By Matthue Roth
It’s really hard to be snobby about Golem. And yet, there are so many reasons to—the panoply of languages they sing in that none of their fan-base actually speaks (Ladino, Ukrainian, Yiddish), the fact that they call themselves “punk” when there’s nary a guitar around, most of their vocals are closer to singing than screaming, and their angst is
relegated to son-in-laws and bagels.
But, when you actually listen to Golem, the New York-based Eastern European revival band, you get a sense that they’ve grasped something primal and innovative about klezmer, something that none of the zillion other neo-klez bands out there understand—duh, klezmer is funny. From the drums-and-clarinets breakdowns to the manically shouted choruses, often in Yiddish and as throaty and growly as you can imagine, they turn klezmer into a contact sport.

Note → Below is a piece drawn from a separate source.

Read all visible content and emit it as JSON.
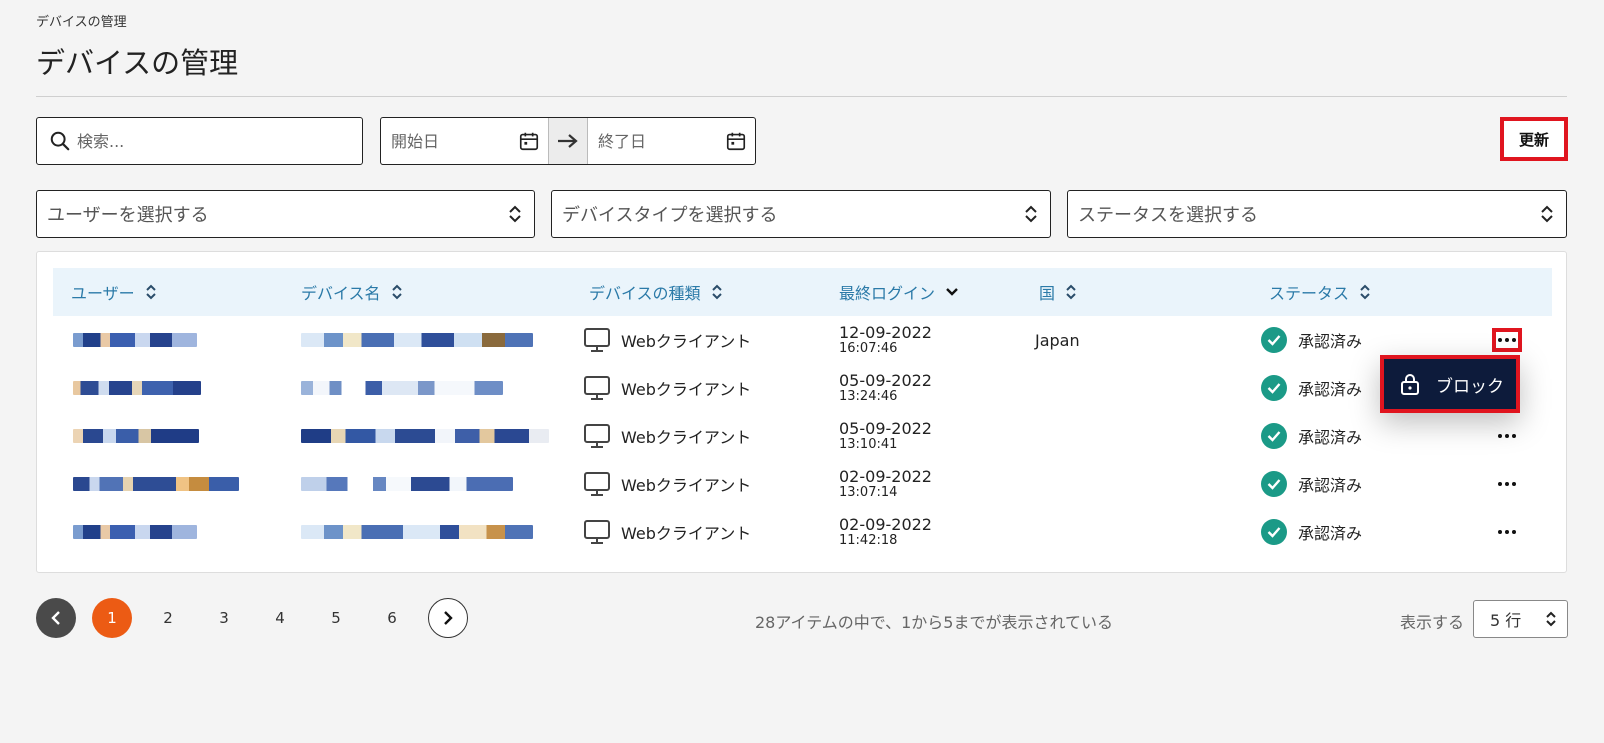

Wacky and fresh, Fresh Off Boat is a bit like getting into a New York City cab without directions—you don’t know where you’re going, you don’t know how you’re getting there, and there’s a severe linguistic barrier between you and your driver, but one way or another, you end up getting there. First and foremost, this is a dance record. But it’s a dance record played on violins, accordions, a stand-up bass and whatever other instruments they have around. “Ushti Baba” is a three-minute study in controlled wackiness; “Charlatan-Ka” has carefully modulated tempo changes and could be a veritable ska anthem.

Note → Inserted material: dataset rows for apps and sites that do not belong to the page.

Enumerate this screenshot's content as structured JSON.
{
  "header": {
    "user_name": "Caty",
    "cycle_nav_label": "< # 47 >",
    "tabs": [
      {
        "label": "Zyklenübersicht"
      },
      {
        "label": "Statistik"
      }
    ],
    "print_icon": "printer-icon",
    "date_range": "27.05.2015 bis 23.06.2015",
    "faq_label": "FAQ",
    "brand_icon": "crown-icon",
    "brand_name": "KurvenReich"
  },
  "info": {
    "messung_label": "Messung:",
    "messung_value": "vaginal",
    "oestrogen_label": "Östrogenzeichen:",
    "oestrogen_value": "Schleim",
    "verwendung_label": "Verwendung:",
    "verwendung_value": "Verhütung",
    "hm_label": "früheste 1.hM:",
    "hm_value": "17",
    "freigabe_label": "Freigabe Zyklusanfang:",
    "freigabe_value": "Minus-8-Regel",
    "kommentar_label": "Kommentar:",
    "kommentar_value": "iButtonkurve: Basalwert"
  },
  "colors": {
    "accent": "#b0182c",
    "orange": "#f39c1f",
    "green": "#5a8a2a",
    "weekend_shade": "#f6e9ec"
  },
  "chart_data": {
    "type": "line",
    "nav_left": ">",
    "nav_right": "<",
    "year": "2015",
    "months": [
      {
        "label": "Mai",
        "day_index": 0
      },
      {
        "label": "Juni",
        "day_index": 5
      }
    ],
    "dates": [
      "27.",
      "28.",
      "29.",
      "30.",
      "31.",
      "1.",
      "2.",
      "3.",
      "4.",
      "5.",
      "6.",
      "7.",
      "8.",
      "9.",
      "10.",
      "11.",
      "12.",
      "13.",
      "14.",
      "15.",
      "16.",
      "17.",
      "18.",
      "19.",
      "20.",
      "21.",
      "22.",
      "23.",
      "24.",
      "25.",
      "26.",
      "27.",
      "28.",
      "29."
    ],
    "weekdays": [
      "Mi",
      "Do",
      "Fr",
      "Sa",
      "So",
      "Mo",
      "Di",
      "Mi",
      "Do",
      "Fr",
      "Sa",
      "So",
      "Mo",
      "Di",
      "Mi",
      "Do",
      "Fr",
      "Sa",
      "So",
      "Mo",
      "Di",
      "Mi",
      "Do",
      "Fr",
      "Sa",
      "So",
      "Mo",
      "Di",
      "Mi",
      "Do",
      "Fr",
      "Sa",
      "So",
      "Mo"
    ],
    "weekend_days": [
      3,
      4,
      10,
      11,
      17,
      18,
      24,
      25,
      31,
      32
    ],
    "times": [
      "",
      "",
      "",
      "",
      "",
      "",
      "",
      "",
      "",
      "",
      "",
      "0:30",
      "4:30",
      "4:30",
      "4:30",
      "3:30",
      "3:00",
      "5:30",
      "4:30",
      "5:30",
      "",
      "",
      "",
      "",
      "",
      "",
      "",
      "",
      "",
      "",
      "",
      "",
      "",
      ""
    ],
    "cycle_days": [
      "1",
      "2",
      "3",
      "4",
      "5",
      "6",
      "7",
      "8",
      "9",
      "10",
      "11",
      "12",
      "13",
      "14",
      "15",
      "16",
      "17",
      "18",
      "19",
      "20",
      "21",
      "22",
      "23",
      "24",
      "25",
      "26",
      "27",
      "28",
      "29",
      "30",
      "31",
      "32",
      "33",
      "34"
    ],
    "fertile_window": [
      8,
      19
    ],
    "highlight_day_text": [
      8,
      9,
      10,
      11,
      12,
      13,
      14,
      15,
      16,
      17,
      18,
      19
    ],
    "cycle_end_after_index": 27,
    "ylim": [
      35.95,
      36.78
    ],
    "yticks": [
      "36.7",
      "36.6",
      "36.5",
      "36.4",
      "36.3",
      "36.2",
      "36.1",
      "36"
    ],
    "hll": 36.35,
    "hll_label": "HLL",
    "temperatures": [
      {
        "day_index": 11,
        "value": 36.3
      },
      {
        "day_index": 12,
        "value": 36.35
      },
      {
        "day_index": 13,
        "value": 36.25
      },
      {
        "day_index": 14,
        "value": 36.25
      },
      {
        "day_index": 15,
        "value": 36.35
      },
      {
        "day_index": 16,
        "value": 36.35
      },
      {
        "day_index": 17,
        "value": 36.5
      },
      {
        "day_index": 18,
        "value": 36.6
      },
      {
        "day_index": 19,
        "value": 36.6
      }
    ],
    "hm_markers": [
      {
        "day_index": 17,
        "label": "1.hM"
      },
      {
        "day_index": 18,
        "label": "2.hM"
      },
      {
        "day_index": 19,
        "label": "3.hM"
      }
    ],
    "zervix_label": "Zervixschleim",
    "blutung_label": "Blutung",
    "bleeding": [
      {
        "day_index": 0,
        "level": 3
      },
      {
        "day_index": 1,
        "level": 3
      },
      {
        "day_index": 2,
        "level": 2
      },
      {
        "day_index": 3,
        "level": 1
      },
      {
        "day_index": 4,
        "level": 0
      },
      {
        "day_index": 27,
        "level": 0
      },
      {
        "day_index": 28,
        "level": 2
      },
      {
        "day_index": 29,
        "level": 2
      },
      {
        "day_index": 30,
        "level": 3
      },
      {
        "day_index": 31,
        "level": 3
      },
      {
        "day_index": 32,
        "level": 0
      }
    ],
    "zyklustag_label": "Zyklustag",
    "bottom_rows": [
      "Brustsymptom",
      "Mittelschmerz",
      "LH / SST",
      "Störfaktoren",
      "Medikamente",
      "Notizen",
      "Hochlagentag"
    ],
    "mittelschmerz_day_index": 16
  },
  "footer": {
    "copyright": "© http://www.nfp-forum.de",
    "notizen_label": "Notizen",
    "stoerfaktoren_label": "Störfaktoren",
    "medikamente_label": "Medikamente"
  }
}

“Warsaw is Khelm,” the single, pays respect to the mystical town of Jewish folklore stories. There’s even an obligatory hora (“Golem Hora,” which does everything you want it to, Bar Mitzvah or no). Fresh Off Boat has been introducing Golem to the wider audience it deserves, and they aren’t showing any signs of letting up.